With money an issue, school board member Jim Martin said the state’s largest school district can at least explore policies on regulating classroom use of these wireless devices.
Current board policy bans most uses of wireless devices during the school day. An exception is use for instruction under the supervision of a teacher.
Those without devices
Another question concerns how to handle an equitable supply of devices. Some school districts have bought computers for low-income students to supplement their bring-your-own-device programs.
Todd Wirt, Wake’s assistant superintendent for academics, said that officials could feel confident that the vast majority of students attending some schools would be able to take advantage of a bring-your-own device policy. “But how do we compensate for a school with 50 percent of the students who don’t have a device to bring?”
An upcoming $939.9 million school construction program, much of which would be funded by an $810 million school construction bond issue on the ballot Oct. 8, would help Wake buy enough new computers to have one for every three students. Wirt said they could use the classroom computers for the students who can’t afford the devices.
School leaders agreed Thursday to continue studying the concept and learn from how other school systems are handling the issue. Other districts that have adopted similar uses of technology, including Forsyth County near Atlanta, have said the practice has increased student achievement.
“It’s not an area where we’re on the cutting edge,” said Marlo Gaddis, Wake’s director of instructional technology and media services. “As Mr. Neter has said, we’re kind of late to the station.”
Liz Vines, a Raleigh parent, said she’d be concerned that it could be a distraction for students, especially younger ones, to use their own devices in class.

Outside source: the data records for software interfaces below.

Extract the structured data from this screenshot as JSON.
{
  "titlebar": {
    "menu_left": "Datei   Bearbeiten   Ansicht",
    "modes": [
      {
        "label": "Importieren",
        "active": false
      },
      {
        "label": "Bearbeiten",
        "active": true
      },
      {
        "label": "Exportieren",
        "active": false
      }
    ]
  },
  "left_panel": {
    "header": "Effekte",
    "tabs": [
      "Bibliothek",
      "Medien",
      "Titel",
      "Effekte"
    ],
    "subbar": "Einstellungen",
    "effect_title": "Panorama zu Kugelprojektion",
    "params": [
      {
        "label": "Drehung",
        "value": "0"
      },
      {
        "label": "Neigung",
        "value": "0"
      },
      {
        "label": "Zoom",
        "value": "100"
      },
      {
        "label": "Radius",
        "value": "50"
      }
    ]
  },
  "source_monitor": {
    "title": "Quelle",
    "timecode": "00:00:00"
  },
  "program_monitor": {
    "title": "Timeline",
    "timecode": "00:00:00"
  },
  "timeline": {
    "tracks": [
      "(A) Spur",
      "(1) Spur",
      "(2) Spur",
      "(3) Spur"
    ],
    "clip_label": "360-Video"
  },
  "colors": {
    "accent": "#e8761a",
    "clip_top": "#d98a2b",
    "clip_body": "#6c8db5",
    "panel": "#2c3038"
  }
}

She also said she’s concerned about how the teachers would supervise the use of the devices and what would happen to students who, unlike her own children, can’t afford to bring them to class.
“I wouldn’t want them to bring them unless they all had them,” said Vines, whose children attend Enloe High School and Fuller Elementary School.